Age Moderates Differences in Performance on the Instrumented Timed Up and Go test between People with Dementia and their Informal Caregivers

Authors: Williams, J. and Nyman, S.

http://eprints.bournemouth.ac.uk/33332/

Journal: Journal of Geriatric Physical Therapy

Publisher: Wolters Kluwer Health

ISSN: 1539-8412

Introduction The instrumented Timed Up and Go test (iTUG) affords quantification of the subelements of the Timed Up and Go test to assess falls risk and physical performance. A miniature sensor applied to the back is able to capture accelerations and velocities from which the sub-elements of the iTUG can be quantified. This study is the first to compare iTUG performance between people with dementia (PWD) and their age matched caregivers. The aims of this study were to explore how age moderates the differences in performance on the instrumented Timed Up and Go test between PWD and their informal caregivers.

Methods Eight-three community dwelling older PWD and their informal caregivers were recruited for this cross sectional, observational study. Participants were grouped by age; <70 years, 70-79 years and 80+ years old. Participants wore an inertial sensor while performing the iTUG in their home. The performance of the sub-elements sit to stand, walking and turning were captured through an algorithm converting accelerations and velocities into performance metrics such as duration and peak velocity. Performance for PWD were compared to caregivers for each age matched group and multiple regression models incorporating age, gender and presence or absence of dementia were computed.

Results PWD took longer to turn in <70 year group, suggesting this may be an early indicator of functional decline in this age group. PWD took longer to complete the whole iTUG compared to caregivers in the 70-79 year old group. In the 80+ year old group PWD took longer to complete both walking phases, sit-to-stand and the full iTUG along with displaying slower turning velocity. Multiple regression models illustrated that gender failed to contribute significantly to the model, but age and presence of dementia explained around 30% of the variance of time to complete walking phases, total iTUG and turning velocity.

Conclusions Differences were evident in performance of the iTUG between PWD and caregivers even after controlling for age. Age moderates the differences observed in performance.
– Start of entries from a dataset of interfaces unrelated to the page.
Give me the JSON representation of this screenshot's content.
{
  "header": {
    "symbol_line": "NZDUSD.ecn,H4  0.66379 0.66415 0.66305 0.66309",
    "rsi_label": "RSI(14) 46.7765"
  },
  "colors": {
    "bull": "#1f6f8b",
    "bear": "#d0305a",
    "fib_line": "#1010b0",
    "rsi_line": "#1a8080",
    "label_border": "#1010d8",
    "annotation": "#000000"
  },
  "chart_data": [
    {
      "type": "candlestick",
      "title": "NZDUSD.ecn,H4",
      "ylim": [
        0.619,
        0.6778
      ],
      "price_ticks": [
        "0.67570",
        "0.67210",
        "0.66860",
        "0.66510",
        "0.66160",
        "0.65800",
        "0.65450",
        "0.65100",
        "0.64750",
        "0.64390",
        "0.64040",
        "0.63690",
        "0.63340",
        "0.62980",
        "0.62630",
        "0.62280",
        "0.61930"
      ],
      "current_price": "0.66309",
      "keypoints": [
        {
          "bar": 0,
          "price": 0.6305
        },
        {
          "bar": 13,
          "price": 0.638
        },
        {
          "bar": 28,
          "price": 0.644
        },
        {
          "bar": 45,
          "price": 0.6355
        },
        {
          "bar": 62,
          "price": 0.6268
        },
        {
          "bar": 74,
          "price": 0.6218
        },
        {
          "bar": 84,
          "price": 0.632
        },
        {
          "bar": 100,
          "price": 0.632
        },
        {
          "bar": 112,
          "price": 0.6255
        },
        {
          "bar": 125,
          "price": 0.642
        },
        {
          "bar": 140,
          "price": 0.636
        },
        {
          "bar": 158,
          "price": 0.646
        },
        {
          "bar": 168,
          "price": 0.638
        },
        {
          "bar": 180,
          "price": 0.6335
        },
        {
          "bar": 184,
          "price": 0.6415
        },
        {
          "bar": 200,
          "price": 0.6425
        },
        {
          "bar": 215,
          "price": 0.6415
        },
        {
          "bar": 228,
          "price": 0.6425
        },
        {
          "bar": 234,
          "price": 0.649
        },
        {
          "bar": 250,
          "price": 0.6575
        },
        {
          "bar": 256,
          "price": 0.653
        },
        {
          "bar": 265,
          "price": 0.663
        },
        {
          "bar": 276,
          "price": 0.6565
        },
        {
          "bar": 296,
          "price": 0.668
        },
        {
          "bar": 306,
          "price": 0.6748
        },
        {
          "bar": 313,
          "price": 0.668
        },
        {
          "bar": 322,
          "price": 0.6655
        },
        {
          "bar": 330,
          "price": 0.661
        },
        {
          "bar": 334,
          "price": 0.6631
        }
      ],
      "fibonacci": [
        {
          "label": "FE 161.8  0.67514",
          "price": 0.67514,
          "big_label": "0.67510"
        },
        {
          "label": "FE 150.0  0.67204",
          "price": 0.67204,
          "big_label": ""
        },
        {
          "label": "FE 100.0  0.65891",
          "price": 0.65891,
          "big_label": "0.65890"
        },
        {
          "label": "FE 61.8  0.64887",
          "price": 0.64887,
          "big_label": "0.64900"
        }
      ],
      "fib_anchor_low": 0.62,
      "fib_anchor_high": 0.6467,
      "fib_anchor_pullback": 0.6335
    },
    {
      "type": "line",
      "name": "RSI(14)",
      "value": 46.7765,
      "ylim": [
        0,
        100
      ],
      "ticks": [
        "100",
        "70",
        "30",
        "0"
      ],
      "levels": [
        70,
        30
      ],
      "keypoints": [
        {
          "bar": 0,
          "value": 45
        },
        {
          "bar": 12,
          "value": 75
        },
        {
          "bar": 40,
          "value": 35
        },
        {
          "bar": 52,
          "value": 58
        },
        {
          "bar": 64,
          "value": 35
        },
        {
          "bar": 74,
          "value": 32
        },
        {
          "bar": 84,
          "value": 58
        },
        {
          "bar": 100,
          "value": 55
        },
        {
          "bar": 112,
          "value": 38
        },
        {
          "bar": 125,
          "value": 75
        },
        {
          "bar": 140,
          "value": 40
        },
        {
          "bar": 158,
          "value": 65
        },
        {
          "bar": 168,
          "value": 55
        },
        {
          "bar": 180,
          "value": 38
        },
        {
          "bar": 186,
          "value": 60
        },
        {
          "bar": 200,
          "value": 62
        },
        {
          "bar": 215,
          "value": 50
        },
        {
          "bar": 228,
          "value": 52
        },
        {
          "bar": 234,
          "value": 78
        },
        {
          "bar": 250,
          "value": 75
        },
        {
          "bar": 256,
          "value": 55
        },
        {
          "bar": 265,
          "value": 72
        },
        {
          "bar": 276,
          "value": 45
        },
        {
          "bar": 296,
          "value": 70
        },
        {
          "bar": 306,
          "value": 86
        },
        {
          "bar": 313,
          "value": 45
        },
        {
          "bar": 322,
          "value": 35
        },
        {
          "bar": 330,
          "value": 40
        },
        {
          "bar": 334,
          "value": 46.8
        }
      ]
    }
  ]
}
This data was imported from PubMed:

Authors: Williams, J.M. and Nyman, S.R.

http://eprints.bournemouth.ac.uk/33332/

Journal: J Geriatr Phys Ther

eISSN: 2152-0895

DOI: 10.1519/JPT.0000000000000265

BACKGROUND AND PURPOSE: The instrumented Timed Up and Go test (iTUG) affords quantification of the subelements of the Timed Up and Go test to assess fall risk and physical performance. A miniature sensor applied to the back is able to capture accelerations and velocities from which the subelements of the iTUG can be quantified. This study is the first to compare iTUG performance between people with dementia (PWD) and their age-matched caregivers. The aims of this study were to explore how age moderates the differences in performance on the iTUG between PWD and their informal caregivers. METHODS: Eight-three community-dwelling older PWD and their informal caregivers were recruited for this cross-sectional, observational study. Participants were grouped by age: younger than 70 years, 70 to 79 years, and 80 years and older. Participants wore an inertial sensor while performing the iTUG in their home. The performance of the subelements sit-to-stand, walking, and turning were captured through an algorithm converting accelerations and velocities into performance metrics such as duration and peak velocity. Performance for PWD was compared with caregivers for each age-matched group, and multiple regression models incorporating age, gender, and presence or absence of dementia were computed. RESULTS: People with dementia took longer to turn in the younger than 70-year group, suggesting this may be an early indicator of functional decline in this age group. People with dementia took longer to complete the whole iTUG compared with caregivers in the 70- to 79-year-old group. In the 80+-year-old group, PWD took longer to complete both walking phases, sit-to-stand, and the full iTUG along with displaying slower turning velocity. Multiple regression models illustrated that gender failed to contribute significantly to the model, but age and presence of dementia explained around 30% of the variance of time to complete walking phases, total iTUG, and turning velocity. CONCLUSIONS: Differences were evident in performance of the iTUG between PWD and caregivers even after controlling for age. Age moderates the differences observed in performance.

The data on this page was last updated at 05:31 on November 27, 2020.